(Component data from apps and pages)
>>
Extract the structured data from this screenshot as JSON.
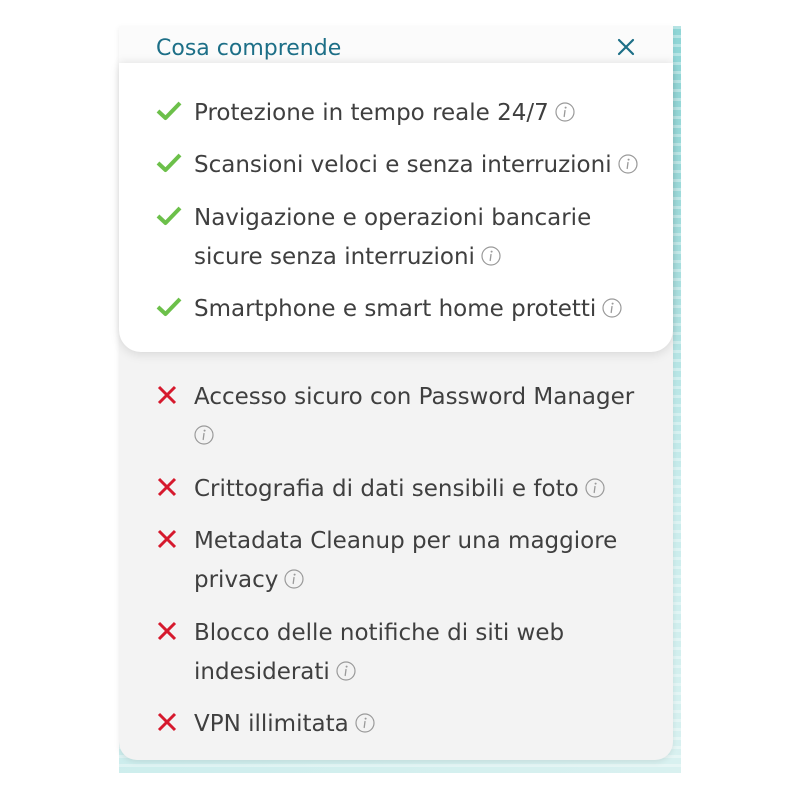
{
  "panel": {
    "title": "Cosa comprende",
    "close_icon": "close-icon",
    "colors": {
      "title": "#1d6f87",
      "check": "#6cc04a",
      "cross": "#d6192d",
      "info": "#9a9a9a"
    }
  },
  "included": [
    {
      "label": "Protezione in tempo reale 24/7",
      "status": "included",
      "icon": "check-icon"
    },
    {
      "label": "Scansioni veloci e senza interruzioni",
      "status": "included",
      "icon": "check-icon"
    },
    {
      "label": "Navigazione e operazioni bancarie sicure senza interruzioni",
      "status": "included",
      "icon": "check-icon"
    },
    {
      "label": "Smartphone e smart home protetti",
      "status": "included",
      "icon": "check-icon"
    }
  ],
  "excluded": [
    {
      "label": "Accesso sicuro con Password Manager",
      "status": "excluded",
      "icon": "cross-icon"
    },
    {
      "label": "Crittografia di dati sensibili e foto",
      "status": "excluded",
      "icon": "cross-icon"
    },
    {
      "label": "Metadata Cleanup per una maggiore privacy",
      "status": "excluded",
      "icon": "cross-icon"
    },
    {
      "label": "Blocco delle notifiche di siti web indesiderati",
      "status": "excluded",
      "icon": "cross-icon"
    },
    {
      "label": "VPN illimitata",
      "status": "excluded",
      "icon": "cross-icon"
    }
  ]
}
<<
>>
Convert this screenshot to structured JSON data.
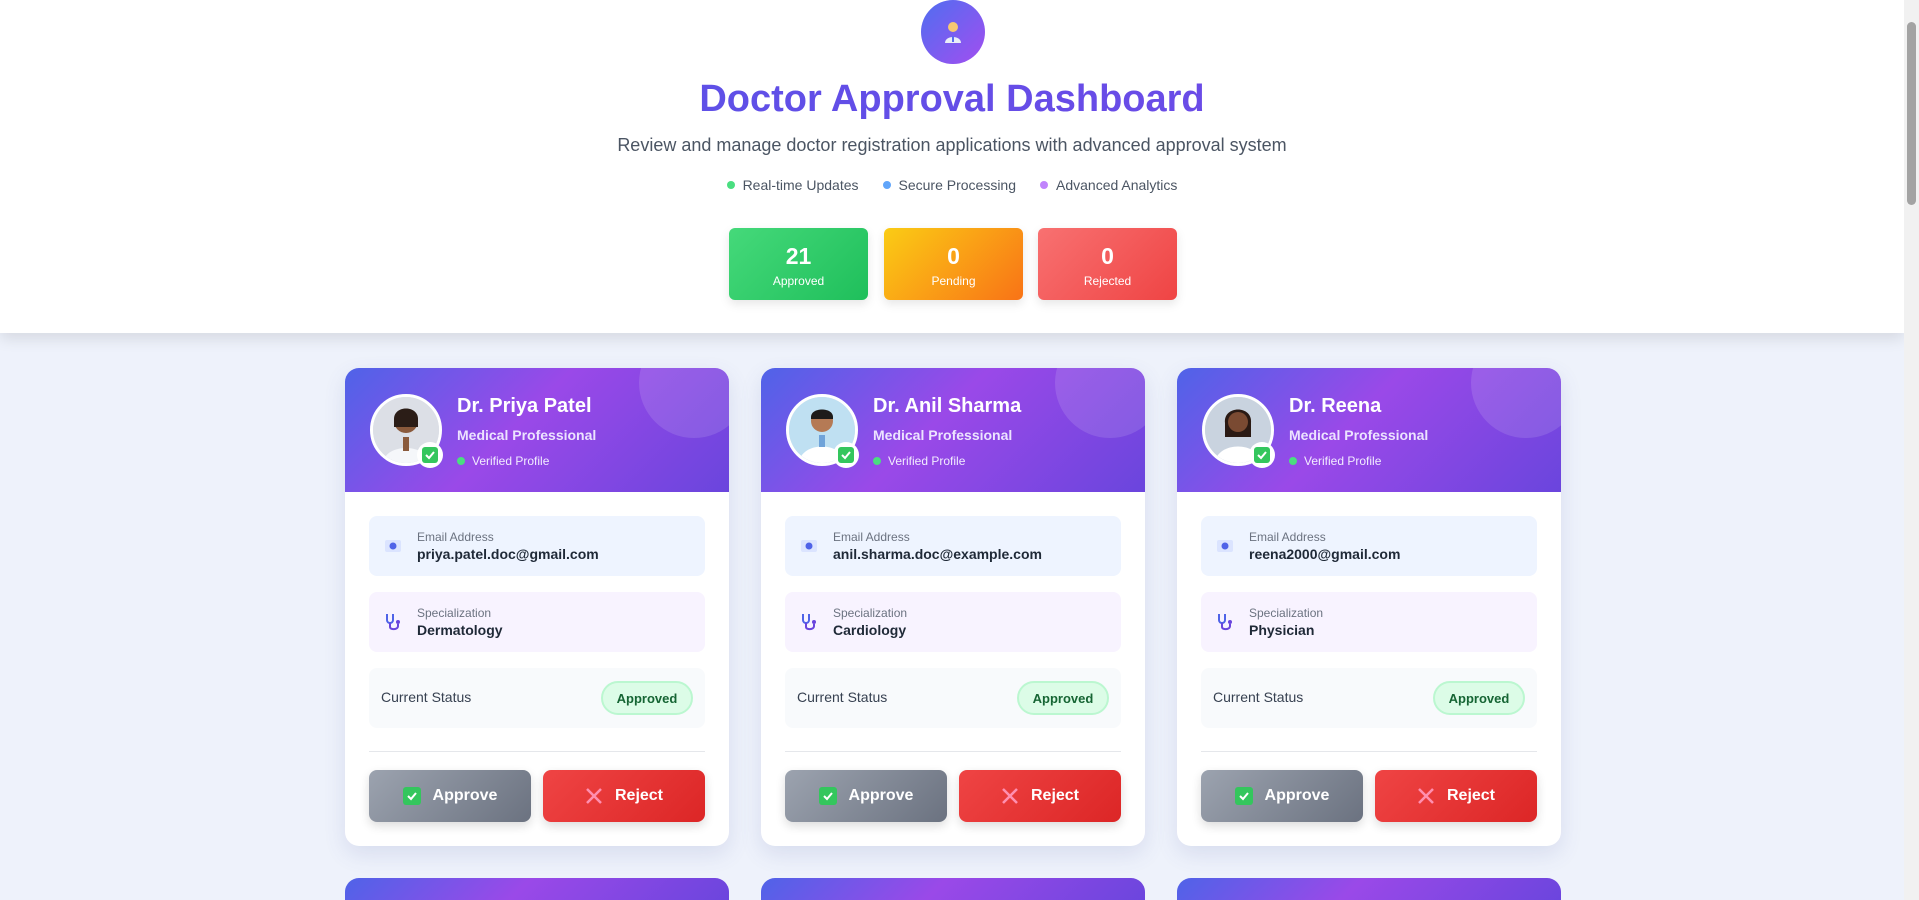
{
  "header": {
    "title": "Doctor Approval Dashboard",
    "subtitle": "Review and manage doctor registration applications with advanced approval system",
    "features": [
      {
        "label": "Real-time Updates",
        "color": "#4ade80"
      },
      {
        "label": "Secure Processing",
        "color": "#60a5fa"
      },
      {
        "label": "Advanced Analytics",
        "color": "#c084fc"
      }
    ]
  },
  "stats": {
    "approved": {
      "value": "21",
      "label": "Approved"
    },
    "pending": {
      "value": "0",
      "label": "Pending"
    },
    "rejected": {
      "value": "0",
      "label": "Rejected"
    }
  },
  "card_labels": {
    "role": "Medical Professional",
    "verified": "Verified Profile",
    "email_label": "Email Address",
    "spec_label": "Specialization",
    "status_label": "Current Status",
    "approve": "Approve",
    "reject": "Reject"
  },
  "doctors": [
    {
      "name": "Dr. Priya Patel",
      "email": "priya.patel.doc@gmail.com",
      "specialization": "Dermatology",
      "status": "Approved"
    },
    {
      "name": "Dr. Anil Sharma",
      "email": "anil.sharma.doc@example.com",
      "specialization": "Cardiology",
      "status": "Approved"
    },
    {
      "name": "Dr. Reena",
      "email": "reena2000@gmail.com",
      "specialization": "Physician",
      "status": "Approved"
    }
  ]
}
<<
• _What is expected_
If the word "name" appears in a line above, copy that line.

• _Response to this task_
      "name": "Dr. Priya Patel",
      "name": "Dr. Anil Sharma",
      "name": "Dr. Reena",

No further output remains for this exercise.